Doing the SplitS – part 2
In last issue’s Mod squad we looked at the basics of coil splitting – here Dave burrluck investigates some different concepts
You’ll already know that if you want to get the most from your humbucking pickup, then you’ll need fourconductor wiring. Don’t worry, you won’t lose your ‘vintage’ tone, but it’ll give you maximum flexibility, especially if you want to get some single-coil sounds.
One seemingly new concept is the ‘partial’ coil split. This was explained to me by luthier Brinsley Schwarz who, at the time, worked at Chandler Guitars in Richmond. As we said last issue, a coil-split is achieved by knocking out one coil. But that, on a lower-powered humbucker, can lead to a thin sound. The partial coil-split, however, puts a resistor between the split point and ground so some of the dumped coil is retained producing a slightly thicker, bigger sounding split. PRS is one mainstream company that, since the launch of the David Grissom DGT, installs a different value resistor for the neck and bridge pickup to achieve these ‘bigger’ sounding coil-splits. You can even use a variable resistor, like a volume control or (more usually) a smaller trim-pot, so you can tune in exactly how much of that dumped coil you want to hear.

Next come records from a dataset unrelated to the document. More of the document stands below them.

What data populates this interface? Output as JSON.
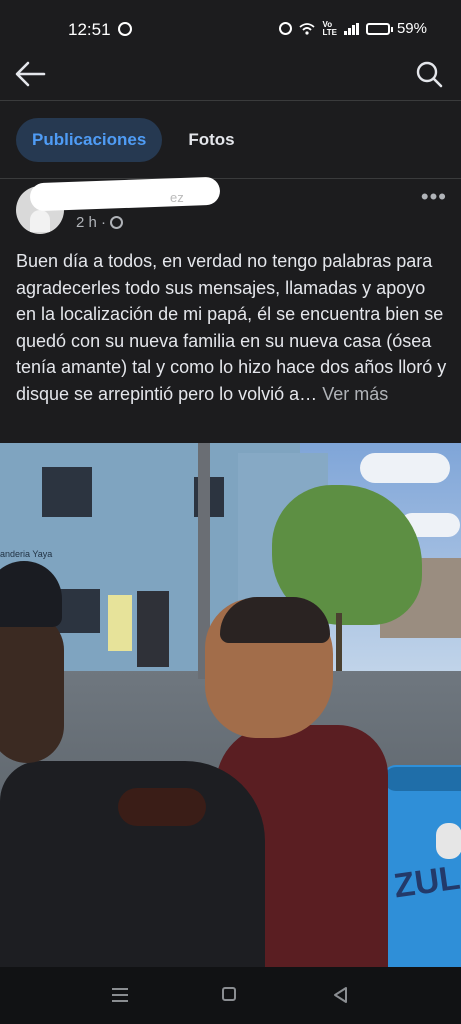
{
  "status_bar": {
    "time": "12:51",
    "battery": "59%",
    "battery_level": 0.59,
    "network_label_top": "Vo",
    "network_label_bottom": "LTE",
    "icons": [
      "whatsapp-icon",
      "alarm-icon",
      "wifi-icon",
      "signal-icon",
      "battery-icon"
    ]
  },
  "nav": {
    "icons": [
      "back-arrow-icon",
      "search-icon"
    ]
  },
  "tabs": [
    {
      "label": "Publicaciones",
      "active": true
    },
    {
      "label": "Fotos",
      "active": false
    }
  ],
  "post": {
    "author_suffix": "ez",
    "time_ago": "2 h ·",
    "body": "Buen día a todos, en verdad no tengo palabras para agradecerles todo sus mensajes, llamadas y apoyo en la localización de mi papá, él se encuentra bien se quedó con su nueva familia en su nueva casa (ósea tenía amante) tal y como lo hizo hace dos años lloró y disque se arrepintió pero lo volvió a…",
    "see_more": "Ver más",
    "photo": {
      "shop_sign": "anderia Yaya",
      "barrel_text": "ZUL"
    }
  },
  "colors": {
    "background": "#1c1c1e",
    "tab_active_bg": "#263951",
    "tab_active_text": "#4f9cf5",
    "text_secondary": "#b0b3b8"
  }
}
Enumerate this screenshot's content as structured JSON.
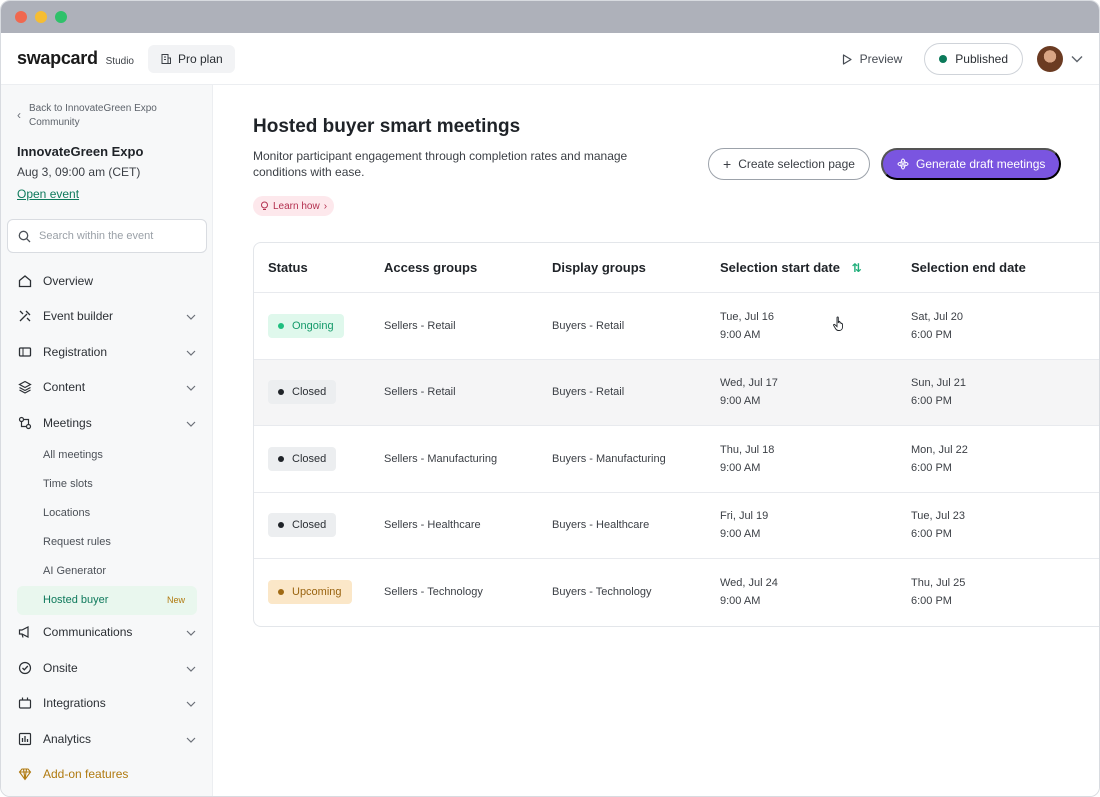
{
  "app": {
    "logo_text": "swapcard",
    "studio_label": "Studio",
    "plan_label": "Pro plan",
    "preview_label": "Preview",
    "published_label": "Published"
  },
  "sidebar": {
    "back_label": "Back to InnovateGreen Expo Community",
    "event_name": "InnovateGreen Expo",
    "event_date": "Aug 3, 09:00 am (CET)",
    "open_event_label": "Open event",
    "search_placeholder": "Search within the event",
    "items": [
      {
        "label": "Overview",
        "icon": "home-icon"
      },
      {
        "label": "Event builder",
        "icon": "tools-icon"
      },
      {
        "label": "Registration",
        "icon": "ticket-icon"
      },
      {
        "label": "Content",
        "icon": "layers-icon"
      },
      {
        "label": "Meetings",
        "icon": "meetings-icon"
      },
      {
        "label": "Communications",
        "icon": "megaphone-icon"
      },
      {
        "label": "Onsite",
        "icon": "badge-check-icon"
      },
      {
        "label": "Integrations",
        "icon": "plug-icon"
      },
      {
        "label": "Analytics",
        "icon": "chart-icon"
      },
      {
        "label": "Add-on features",
        "icon": "diamond-icon"
      }
    ],
    "meetings_sub": [
      "All meetings",
      "Time slots",
      "Locations",
      "Request rules",
      "AI Generator",
      "Hosted buyer"
    ],
    "new_badge": "New"
  },
  "main": {
    "title": "Hosted buyer smart meetings",
    "description": "Monitor participant engagement through completion rates and manage conditions with ease.",
    "learn_label": "Learn how",
    "create_btn": "Create selection page",
    "generate_btn": "Generate draft meetings"
  },
  "table": {
    "headers": [
      "Status",
      "Access groups",
      "Display groups",
      "Selection start date",
      "Selection end date"
    ],
    "rows": [
      {
        "status": "Ongoing",
        "access": "Sellers - Retail",
        "display": "Buyers - Retail",
        "start_day": "Tue, Jul 16",
        "start_time": "9:00 AM",
        "end_day": "Sat, Jul 20",
        "end_time": "6:00 PM"
      },
      {
        "status": "Closed",
        "access": "Sellers - Retail",
        "display": "Buyers - Retail",
        "start_day": "Wed, Jul 17",
        "start_time": "9:00 AM",
        "end_day": "Sun, Jul 21",
        "end_time": "6:00 PM"
      },
      {
        "status": "Closed",
        "access": "Sellers - Manufacturing",
        "display": "Buyers - Manufacturing",
        "start_day": "Thu, Jul 18",
        "start_time": "9:00 AM",
        "end_day": "Mon, Jul 22",
        "end_time": "6:00 PM"
      },
      {
        "status": "Closed",
        "access": "Sellers - Healthcare",
        "display": "Buyers - Healthcare",
        "start_day": "Fri, Jul 19",
        "start_time": "9:00 AM",
        "end_day": "Tue, Jul 23",
        "end_time": "6:00 PM"
      },
      {
        "status": "Upcoming",
        "access": "Sellers - Technology",
        "display": "Buyers - Technology",
        "start_day": "Wed, Jul 24",
        "start_time": "9:00 AM",
        "end_day": "Thu, Jul 25",
        "end_time": "6:00 PM"
      }
    ]
  },
  "colors": {
    "accent": "#7a55e0",
    "link": "#0f7a5c",
    "ongoing": "#1fbf7f",
    "upcoming": "#a06a14"
  }
}
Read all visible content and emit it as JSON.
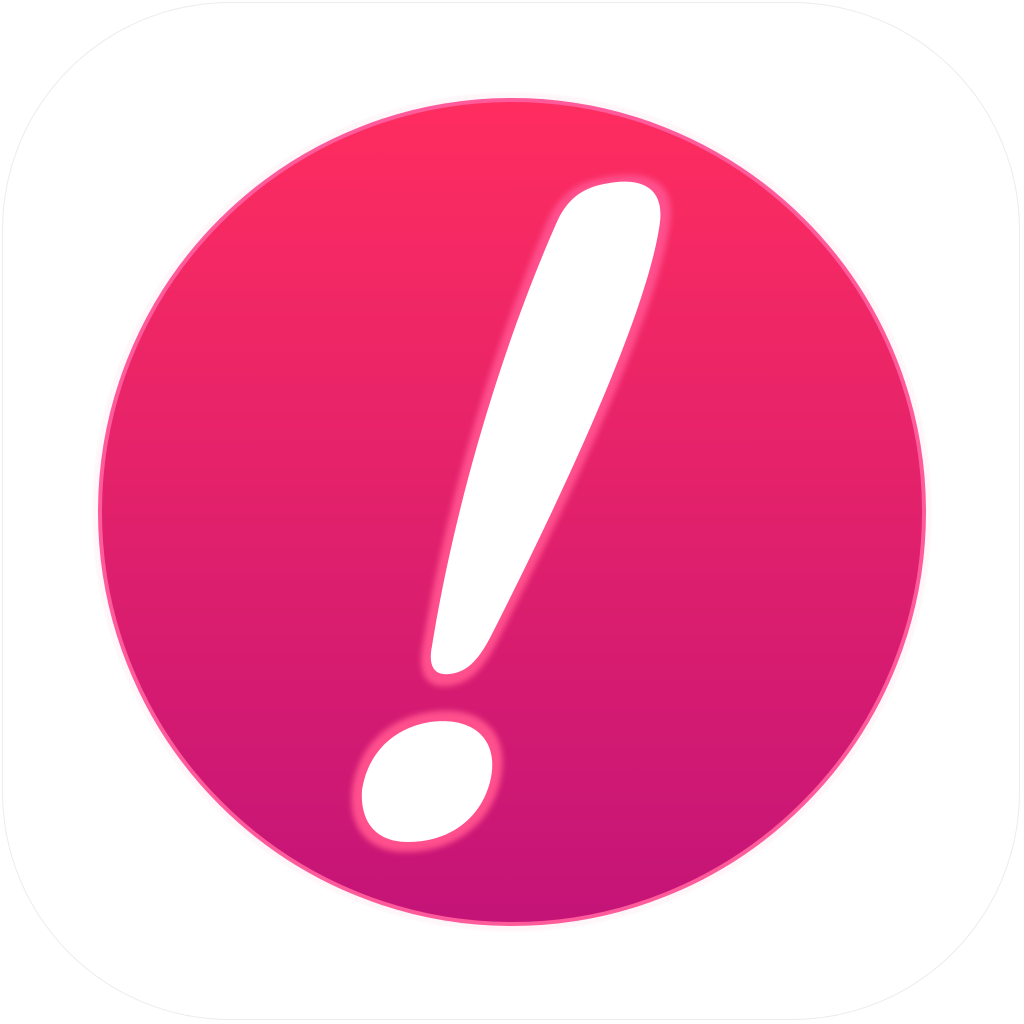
{
  "app_icon": {
    "icon_name": "exclamation-mark-icon",
    "colors": {
      "tile_background": "#ffffff",
      "disc_top": "#ff2d5f",
      "disc_bottom": "#c41478",
      "disc_rim": "#ff5a9a",
      "glyph_fill": "#ffffff",
      "glyph_edge": "#d81b6a"
    }
  }
}
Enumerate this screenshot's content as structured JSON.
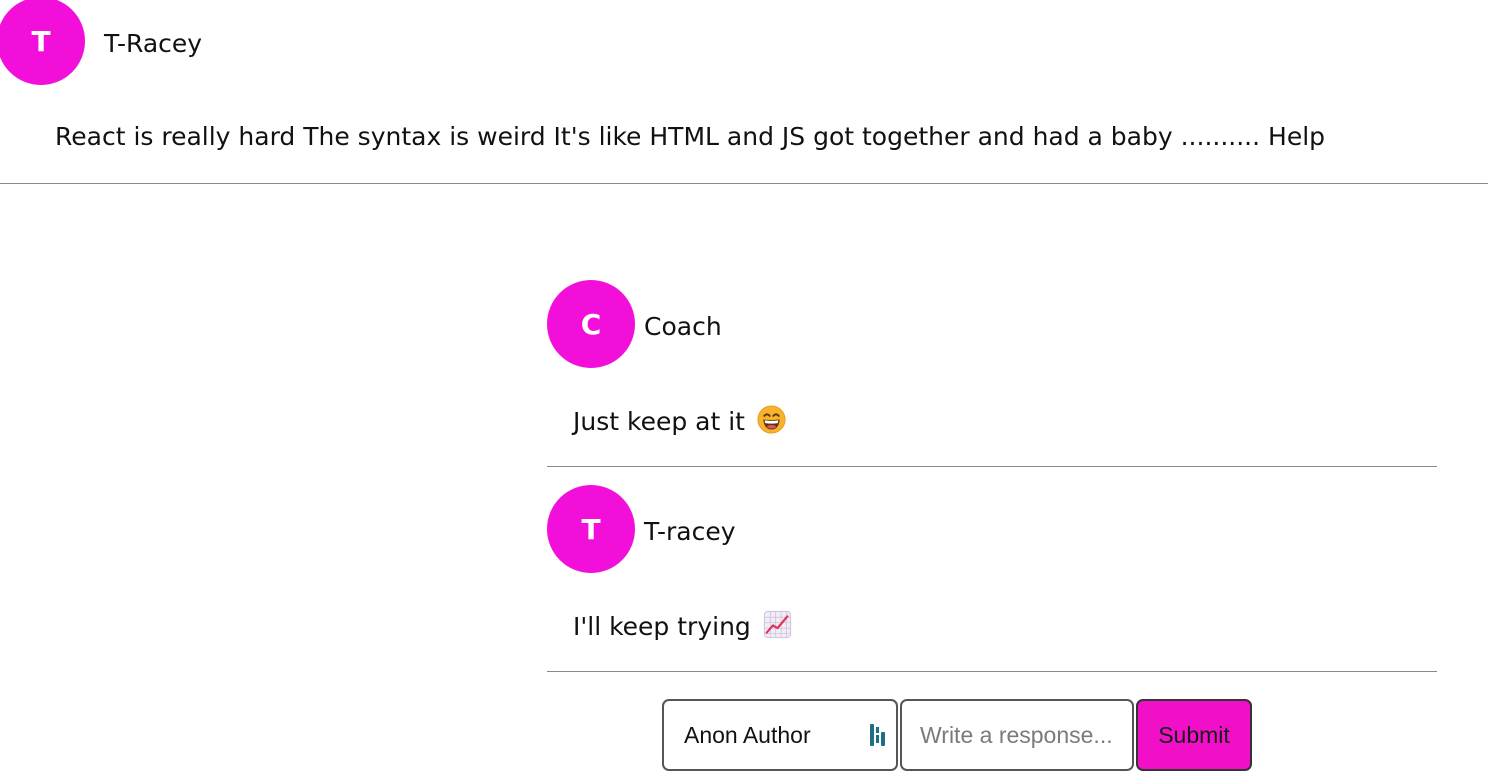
{
  "post": {
    "avatar_initial": "T",
    "author": "T-Racey",
    "text": "React is really hard The syntax is weird It's like HTML and JS got together and had a baby .......... Help"
  },
  "replies": [
    {
      "avatar_initial": "C",
      "author": "Coach",
      "text": "Just keep at it",
      "emoji": "grinning-face-with-smiling-eyes-icon"
    },
    {
      "avatar_initial": "T",
      "author": "T-racey",
      "text": "I'll keep trying",
      "emoji": "chart-increasing-icon"
    }
  ],
  "form": {
    "author_value": "Anon Author",
    "response_placeholder": "Write a response...",
    "submit_label": "Submit"
  },
  "colors": {
    "avatar": "#f20fda",
    "submit": "#f20fc8"
  }
}
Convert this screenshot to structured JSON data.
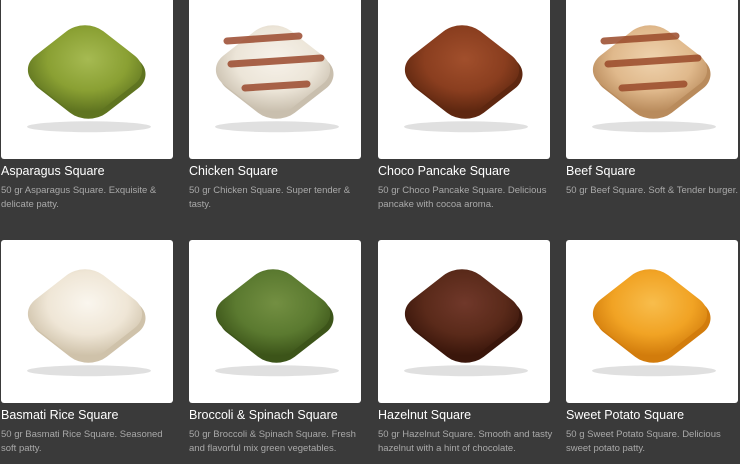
{
  "products": [
    {
      "title": "Asparagus Square",
      "desc": "50 gr Asparagus Square. Exquisite & delicate patty.",
      "color": "#8aa033",
      "shade": "#5f7420",
      "highlight": "#a6ba52",
      "grill": false
    },
    {
      "title": "Chicken Square",
      "desc": "50 gr Chicken Square. Super tender & tasty.",
      "color": "#ece5d8",
      "shade": "#c9bfae",
      "highlight": "#f7f2ea",
      "grill": true,
      "grill_color": "#9b4a2e"
    },
    {
      "title": "Choco Pancake Square",
      "desc": "50 gr Choco Pancake Square. Delicious pancake with cocoa aroma.",
      "color": "#8a3e1f",
      "shade": "#5e2710",
      "highlight": "#a14f2c",
      "grill": false
    },
    {
      "title": "Beef Square",
      "desc": "50 gr Beef Square. Soft & Tender burger.",
      "color": "#e0b98c",
      "shade": "#b98b5c",
      "highlight": "#efd3ae",
      "grill": true,
      "grill_color": "#9a4a2a"
    },
    {
      "title": "Basmati Rice Square",
      "desc": "50 gr Basmati Rice Square. Seasoned soft patty.",
      "color": "#efe6d6",
      "shade": "#cfc2aa",
      "highlight": "#faf6ee",
      "grill": false
    },
    {
      "title": "Broccoli & Spinach Square",
      "desc": "50 gr Broccoli & Spinach Square. Fresh and flavorful mix green vegetables.",
      "color": "#5b7a30",
      "shade": "#3c5419",
      "highlight": "#738f42",
      "grill": false
    },
    {
      "title": "Hazelnut Square",
      "desc": "50 gr Hazelnut Square. Smooth and tasty hazelnut with a hint of chocolate.",
      "color": "#5a2a1a",
      "shade": "#3a160b",
      "highlight": "#70382a",
      "grill": false
    },
    {
      "title": "Sweet Potato Square",
      "desc": "50 g Sweet Potato Square. Delicious sweet potato patty.",
      "color": "#f1a324",
      "shade": "#d27c0c",
      "highlight": "#f8bd4c",
      "grill": false
    }
  ]
}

This turning down, rather than dumping, of one whole coil can also be achieved by taking the split output to your tone pot, so fully ‘on’ the pickup is split and, as you turn it down, the dumped coil is gradually reintroduced to voice the full humbucker before the tone cap reduces the high end as you’d expect. This humbucker-to-single coil graduation is the principle behind Trev Wilkinson’s Vari-Coil that you’ll find on various Fret-King and Vintage guitars. Another idea, the VCC (Voice Contour Control), used by Washburn, is to use a 500k linear ganged stereo pot to move from full series humbucking to that thinner and brighter (but still humcancelling) parallel mode.
You don’t have to use the traditional coil-split to thin out a humbucker. Again, with an additional pot (or switch) you can filter the humbuckers, removing some bass, to simulate a single coil. This is the concept behind Reverend’s variable Bass Contour Control and Yamaha’s Dry Switch that was introduced on certain Revstar models. The neat thing is you don’t need a pickup with four-conductor wiring and it’ll also work on a fat-sounding P-90 or indeed any single coil. Aside from that extra pot (Reverend uses a 1meg ohm pot) all you need is a tone capacitor, again Reverend uses a .022microfarad. If you don’t want to install an additional pot, you can do the same thing on a switch for a pre-set bass cut – pretty much what you’ll find on Charvel’s Guthrie Govan models, called the ‘secret’ switch.
Some companies call our classic coil-split a coil-tap. This is actually a different concept. When a coil has been wound to a certain percentage an output can be attached. The coil is then continued and the finish wire becomes the normal full coil output. This gives, for example, an overwound single coil, or a P90, two voices. When the two coils of a humbucker are both tapped we can achieve, for instance, a ‘hot’ and ‘vintage’ humbucking output.
I’m not saying Paul Reed Smith was the first to exploit this to achieve a more realistic single coil voice from a humbucker but he was the first I was aware of. The concept means one coil of the humbucker is tapped and the smaller percentage of that coil tap is added to the voiced single coil, increasing the number of coil winds we’re hearing and reducing the volume drop associated with a basic coil split. As a result it beefs up the single coil sound. The trouble is any of PRS’s ‘multi-tap’ humbuckers come only with a guitar and a £3k plus price tag – you can’t buy them without the guitar (aside from on eBay or Reverb). We’ve written about the UK’s Catswhisker S-bucker before and, as well as offering this tap function, the slug coil (the one that’s voiced in the tapped split mode) has six Fender-like magnetic poles to create one of the nicest-sounding humbucker/ single coil pickups we’ve heard.
Seymour Duncan offers options too. The Stag Mag loads two Fender-style single coils into a humbucking format, which can be wired in normal series humbucking or voiced as single coils. Then there’s the SH-16 59/Custom Hybrid. It uses the screw coil from a 59 and the slug coil from the higher output Custom (with a measured DC resistance of 7k ohms) and it’s that one that’s voiced with a standard split.
A conventional coil-split, where one coil is dumped to achieve a single coil sound from humbuckers, is so last year.
Micro switches are one way to control your coil-split tones